3. Rousseau spelled out a vision in which the state would destroy all social ties; the individual would only have to be loyal to self; since the state was the ‘liberator’, each person would be dependent upon the state (no wonder this inspired so many totalitarian regimes).  Thomas Hobbes and John Locke proposed the concept as well (each of these three men wrote before Darwin’s time).  Darwin’s creation myth would someday supply the theory that would give credence to the idea of the indeterminate, ‘happy’ beast; namely prehistoric; or early man. These pre-Darwin thinkers suggested that the reason social relationships are bad is because they interfere with the individual’s ‘freedom’ to create himself.  Relationships that are not the product of choice are oppressive (biological bonds of family, moral bonds of marriage, spiritual bonds of the church). The only bond which retains autonomous freedom then is the social contract (traditional social ties would be dissolved and then reconstituted on the basis of choice).  (pp. 138-140). 


     C. Every worldview based on faulty views of Creation; the Fall; and Redemption, will ultimately be hostile to true freedom (and instigate rebellion against God). Why was the 20th Century the bloodiest in history?  Answer: Whole cultures adopted worldviews based upon faulty definitions of Creation; Fall; and Redemption.  The autonomous individual with his false view of freedom is actually the most vulnerable to totalitarian control. Students today who have never read Locke can parrot the atomistic notion of social contract; they have bought into the liberal idea of the ‘unencumbered self’ (marriage, family, and church may be ties they have not ‘chosen’).  The core of personhood is our ability to choose our own identity—to create ourselves.  This is why relationships and responsibilities are often considered hostile to essential identity (pp. 140, 141).


D. The exchange of the truth about God for a lie has opened the floodgates of immorality (Rom 1:24-32).

The influence of the social contract philosophers is widespread today.  We have runaway co-habitation.  Marriage among today’s single culture is seen as too risky; not worth giving up their autonomy.  Thanks to Sanger, Kinsey, and others, pornography is no longer degrading smut; sexual license is viewed as our ultimate identity and key to personal development.  Therefore the ‘moralists’ who teach abstinence, self-denial, suppression, (and fidelity) are exposing their listeners to all sorts of dysfunctions says Sanger.  Sexual liberation has become a ‘moral’ crusade with Christian morality as the enemy! Sexual gratification has become a complete ideology with all the elements of worldview (pp. 142-146). 


E. Creation is foundational; all hope of unified truth stands or falls with origins. The grid of Creation, Fall, and Redemption provides a powerful tool for comparing and contrasting worldviews.  It also explains why biblical creationism is under such relentless attack today.  Creation is foundational; it shapes everything that follows.

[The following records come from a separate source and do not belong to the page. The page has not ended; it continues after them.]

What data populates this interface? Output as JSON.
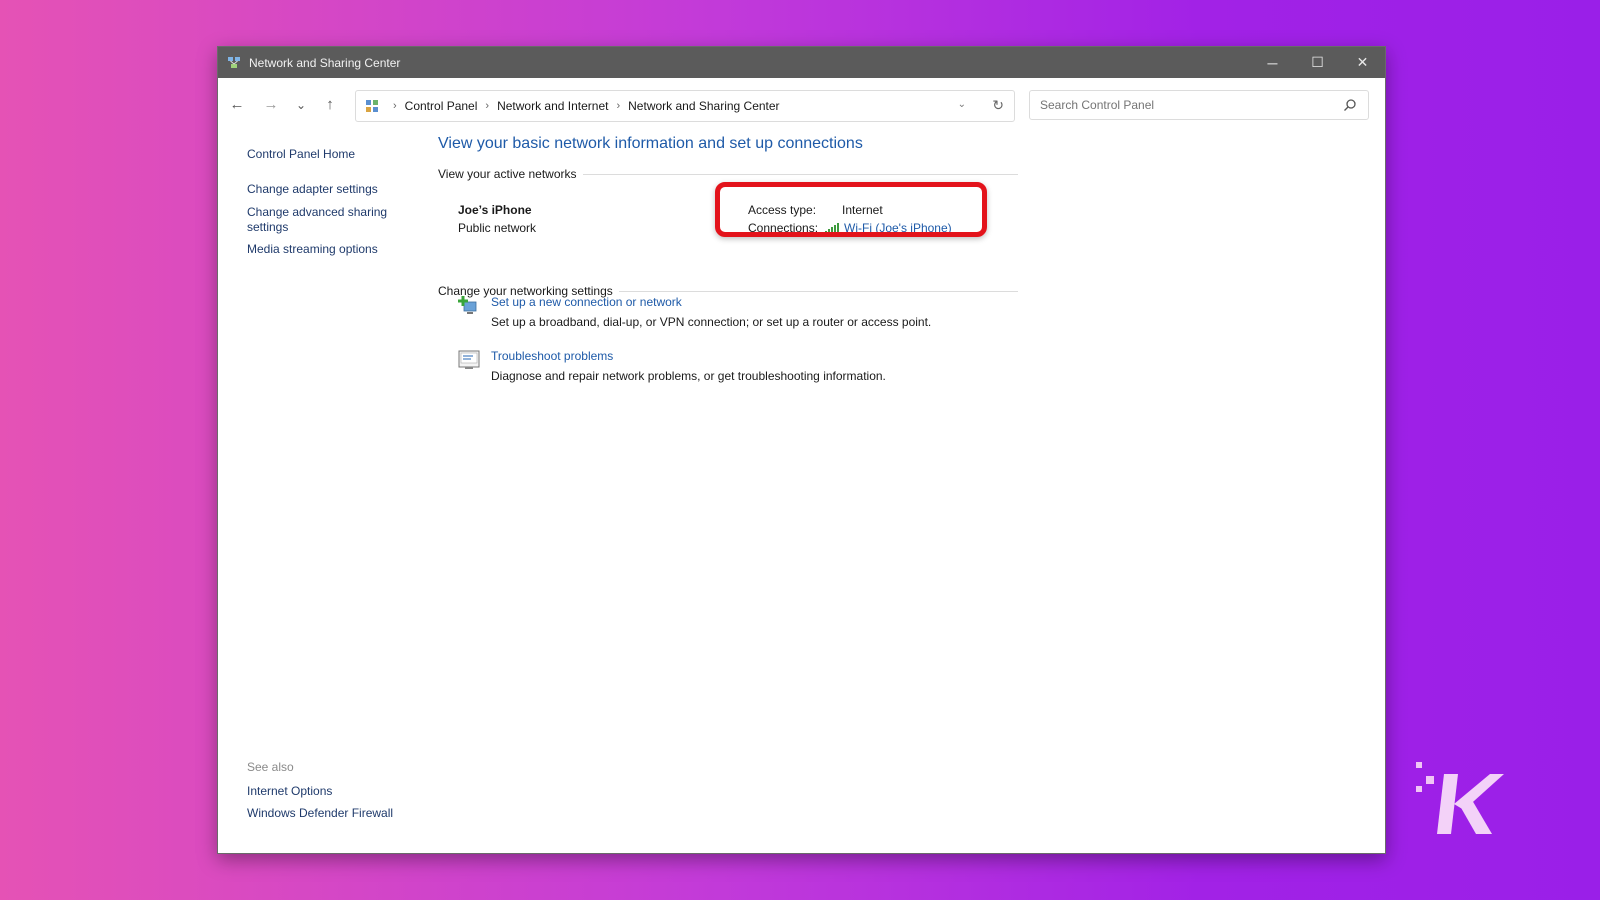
{
  "window": {
    "title": "Network and Sharing Center",
    "controls": {
      "minimize": "─",
      "maximize": "☐",
      "close": "✕"
    }
  },
  "nav": {
    "back": "←",
    "forward": "→",
    "recent": "⌄",
    "up": "↑"
  },
  "breadcrumb": {
    "items": [
      "Control Panel",
      "Network and Internet",
      "Network and Sharing Center"
    ],
    "separator": "›"
  },
  "search": {
    "placeholder": "Search Control Panel",
    "value": ""
  },
  "sidebar": {
    "items": [
      {
        "label": "Control Panel Home"
      },
      {
        "label": "Change adapter settings"
      },
      {
        "label": "Change advanced sharing settings"
      },
      {
        "label": "Media streaming options"
      }
    ],
    "see_also": {
      "heading": "See also",
      "items": [
        {
          "label": "Internet Options"
        },
        {
          "label": "Windows Defender Firewall"
        }
      ]
    }
  },
  "main": {
    "heading": "View your basic network information and set up connections",
    "active_networks_heading": "View your active networks",
    "network": {
      "name": "Joe’s iPhone",
      "type": "Public network",
      "access_type_label": "Access type:",
      "access_type_value": "Internet",
      "connections_label": "Connections:",
      "connections_value": "Wi-Fi (Joe's iPhone)"
    },
    "change_settings_heading": "Change your networking settings",
    "tasks": [
      {
        "title": "Set up a new connection or network",
        "description": "Set up a broadband, dial-up, or VPN connection; or set up a router or access point."
      },
      {
        "title": "Troubleshoot problems",
        "description": "Diagnose and repair network problems, or get troubleshooting information."
      }
    ]
  },
  "colors": {
    "link": "#1e5aa8",
    "highlight": "#e3131b",
    "titlebar": "#5b5b5b"
  },
  "icons": {
    "app": "network-center-icon",
    "search": "search-icon",
    "wifi": "wifi-signal-icon",
    "new_connection": "new-connection-icon",
    "troubleshoot": "troubleshoot-icon",
    "watermark": "knowtechie-logo"
  }
}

Critics of Christianity know that it stands or falls with the Bible’s teaching of ultimate origins.